Each line of the records below that holds "Mexico" should be copied out.

[Stored data]

# # # #

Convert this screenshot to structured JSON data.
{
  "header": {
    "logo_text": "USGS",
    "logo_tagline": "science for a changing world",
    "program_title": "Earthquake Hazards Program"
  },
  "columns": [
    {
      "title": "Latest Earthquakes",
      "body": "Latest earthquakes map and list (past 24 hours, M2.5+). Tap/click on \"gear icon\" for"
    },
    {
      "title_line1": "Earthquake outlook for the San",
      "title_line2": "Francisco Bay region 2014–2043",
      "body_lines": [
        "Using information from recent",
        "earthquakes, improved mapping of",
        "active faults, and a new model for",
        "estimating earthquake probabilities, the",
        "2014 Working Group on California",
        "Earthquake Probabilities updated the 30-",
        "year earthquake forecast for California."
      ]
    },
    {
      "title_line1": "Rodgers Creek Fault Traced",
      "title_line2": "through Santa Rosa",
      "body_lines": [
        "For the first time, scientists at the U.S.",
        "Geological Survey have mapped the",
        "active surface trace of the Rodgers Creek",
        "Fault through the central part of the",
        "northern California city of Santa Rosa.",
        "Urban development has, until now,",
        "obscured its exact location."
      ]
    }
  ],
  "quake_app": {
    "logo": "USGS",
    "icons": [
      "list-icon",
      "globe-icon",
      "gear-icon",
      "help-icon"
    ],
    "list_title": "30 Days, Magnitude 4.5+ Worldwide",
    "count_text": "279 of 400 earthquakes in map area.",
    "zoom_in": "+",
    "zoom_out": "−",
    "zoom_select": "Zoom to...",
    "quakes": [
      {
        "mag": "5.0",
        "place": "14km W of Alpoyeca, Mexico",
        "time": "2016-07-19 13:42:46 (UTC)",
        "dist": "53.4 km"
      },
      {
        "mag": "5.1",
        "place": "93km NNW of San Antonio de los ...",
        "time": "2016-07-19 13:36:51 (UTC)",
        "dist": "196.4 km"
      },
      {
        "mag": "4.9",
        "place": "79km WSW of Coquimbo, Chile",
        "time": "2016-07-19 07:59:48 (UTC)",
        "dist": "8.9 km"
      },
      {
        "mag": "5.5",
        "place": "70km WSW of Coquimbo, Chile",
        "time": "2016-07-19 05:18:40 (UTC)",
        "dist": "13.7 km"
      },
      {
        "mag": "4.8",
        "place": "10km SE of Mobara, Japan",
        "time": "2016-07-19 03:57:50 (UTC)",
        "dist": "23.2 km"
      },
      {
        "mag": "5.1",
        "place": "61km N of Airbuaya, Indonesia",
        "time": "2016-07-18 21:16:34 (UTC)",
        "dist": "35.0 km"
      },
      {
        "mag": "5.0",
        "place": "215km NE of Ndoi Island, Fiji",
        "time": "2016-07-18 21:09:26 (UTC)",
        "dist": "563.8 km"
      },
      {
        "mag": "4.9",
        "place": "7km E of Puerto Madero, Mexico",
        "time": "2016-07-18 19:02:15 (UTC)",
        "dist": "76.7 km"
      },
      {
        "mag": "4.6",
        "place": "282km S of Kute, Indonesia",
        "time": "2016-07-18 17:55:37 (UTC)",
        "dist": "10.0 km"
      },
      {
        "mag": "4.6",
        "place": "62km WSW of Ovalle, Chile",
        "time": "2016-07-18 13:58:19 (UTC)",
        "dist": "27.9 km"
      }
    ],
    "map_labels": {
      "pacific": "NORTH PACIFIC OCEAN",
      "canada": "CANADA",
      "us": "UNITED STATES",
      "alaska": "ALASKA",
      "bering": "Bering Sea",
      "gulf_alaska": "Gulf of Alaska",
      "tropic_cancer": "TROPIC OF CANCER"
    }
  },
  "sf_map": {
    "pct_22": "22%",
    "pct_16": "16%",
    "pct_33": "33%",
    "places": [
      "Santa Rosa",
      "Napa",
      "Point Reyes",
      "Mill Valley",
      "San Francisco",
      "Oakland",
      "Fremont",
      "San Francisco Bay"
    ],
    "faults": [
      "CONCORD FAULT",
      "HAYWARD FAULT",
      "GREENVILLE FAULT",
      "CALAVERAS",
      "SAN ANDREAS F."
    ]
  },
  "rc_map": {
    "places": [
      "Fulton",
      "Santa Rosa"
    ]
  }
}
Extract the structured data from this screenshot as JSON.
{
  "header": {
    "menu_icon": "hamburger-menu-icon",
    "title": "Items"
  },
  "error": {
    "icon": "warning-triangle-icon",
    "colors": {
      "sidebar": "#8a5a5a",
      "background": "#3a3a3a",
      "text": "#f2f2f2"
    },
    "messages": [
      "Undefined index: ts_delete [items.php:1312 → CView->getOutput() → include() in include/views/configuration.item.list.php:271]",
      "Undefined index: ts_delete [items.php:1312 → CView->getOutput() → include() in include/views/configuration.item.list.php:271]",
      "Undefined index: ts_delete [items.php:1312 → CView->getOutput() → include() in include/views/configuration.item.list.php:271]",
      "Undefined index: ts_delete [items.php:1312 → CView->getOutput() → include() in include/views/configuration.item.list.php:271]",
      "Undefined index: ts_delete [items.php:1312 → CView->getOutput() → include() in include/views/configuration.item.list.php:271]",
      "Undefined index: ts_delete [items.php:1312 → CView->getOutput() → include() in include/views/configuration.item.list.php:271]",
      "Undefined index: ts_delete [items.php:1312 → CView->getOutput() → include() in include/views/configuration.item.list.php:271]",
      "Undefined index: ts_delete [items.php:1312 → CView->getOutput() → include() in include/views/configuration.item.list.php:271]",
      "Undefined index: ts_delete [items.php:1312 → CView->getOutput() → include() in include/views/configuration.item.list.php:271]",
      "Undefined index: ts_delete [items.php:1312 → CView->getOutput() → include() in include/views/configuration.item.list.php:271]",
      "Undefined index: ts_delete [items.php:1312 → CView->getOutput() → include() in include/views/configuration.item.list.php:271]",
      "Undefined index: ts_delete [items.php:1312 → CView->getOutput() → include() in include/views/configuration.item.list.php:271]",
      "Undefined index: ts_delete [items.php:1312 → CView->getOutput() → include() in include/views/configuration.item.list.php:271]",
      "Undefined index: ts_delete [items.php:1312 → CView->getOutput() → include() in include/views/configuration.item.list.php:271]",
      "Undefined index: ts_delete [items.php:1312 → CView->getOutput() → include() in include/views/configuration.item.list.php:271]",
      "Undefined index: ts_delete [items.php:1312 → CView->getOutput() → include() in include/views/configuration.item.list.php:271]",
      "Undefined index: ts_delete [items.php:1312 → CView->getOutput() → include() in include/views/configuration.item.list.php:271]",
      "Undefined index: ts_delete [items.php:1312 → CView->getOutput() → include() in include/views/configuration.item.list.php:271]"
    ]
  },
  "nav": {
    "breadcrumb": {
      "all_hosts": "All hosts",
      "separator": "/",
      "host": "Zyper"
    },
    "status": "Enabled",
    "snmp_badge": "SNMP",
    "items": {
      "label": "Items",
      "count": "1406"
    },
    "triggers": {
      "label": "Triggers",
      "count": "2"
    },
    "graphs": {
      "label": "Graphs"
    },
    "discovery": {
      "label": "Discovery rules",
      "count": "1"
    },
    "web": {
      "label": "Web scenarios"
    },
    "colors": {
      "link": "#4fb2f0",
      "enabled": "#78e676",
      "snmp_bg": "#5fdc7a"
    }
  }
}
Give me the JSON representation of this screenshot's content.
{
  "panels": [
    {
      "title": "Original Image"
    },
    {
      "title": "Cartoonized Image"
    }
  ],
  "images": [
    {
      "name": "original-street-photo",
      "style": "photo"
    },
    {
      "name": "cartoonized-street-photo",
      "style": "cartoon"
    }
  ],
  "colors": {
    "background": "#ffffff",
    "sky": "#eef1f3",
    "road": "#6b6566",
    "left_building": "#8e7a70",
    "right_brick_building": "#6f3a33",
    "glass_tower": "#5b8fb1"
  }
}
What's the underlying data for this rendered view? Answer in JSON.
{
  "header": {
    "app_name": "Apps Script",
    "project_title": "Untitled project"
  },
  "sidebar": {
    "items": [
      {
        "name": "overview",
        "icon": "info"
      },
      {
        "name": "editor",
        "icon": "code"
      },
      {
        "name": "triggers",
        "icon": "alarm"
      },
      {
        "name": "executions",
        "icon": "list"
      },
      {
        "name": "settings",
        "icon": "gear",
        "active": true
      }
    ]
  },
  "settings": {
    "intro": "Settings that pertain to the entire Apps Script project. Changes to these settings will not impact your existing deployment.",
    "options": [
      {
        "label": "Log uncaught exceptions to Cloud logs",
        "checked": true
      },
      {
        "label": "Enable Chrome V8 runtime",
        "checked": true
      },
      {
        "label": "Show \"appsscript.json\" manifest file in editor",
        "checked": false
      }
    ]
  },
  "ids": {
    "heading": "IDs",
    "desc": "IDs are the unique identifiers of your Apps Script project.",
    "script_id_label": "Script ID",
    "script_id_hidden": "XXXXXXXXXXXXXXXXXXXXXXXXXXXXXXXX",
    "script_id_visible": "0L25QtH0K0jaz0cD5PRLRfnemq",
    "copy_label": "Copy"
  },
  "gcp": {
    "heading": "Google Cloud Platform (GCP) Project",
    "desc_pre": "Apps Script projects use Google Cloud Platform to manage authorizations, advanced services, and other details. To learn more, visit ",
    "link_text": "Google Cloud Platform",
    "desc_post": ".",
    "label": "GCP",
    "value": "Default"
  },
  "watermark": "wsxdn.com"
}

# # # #

**Solution**
        "place": "14km W of Alpoyeca, Mexico",
        "place": "7km E of Puerto Madero, Mexico",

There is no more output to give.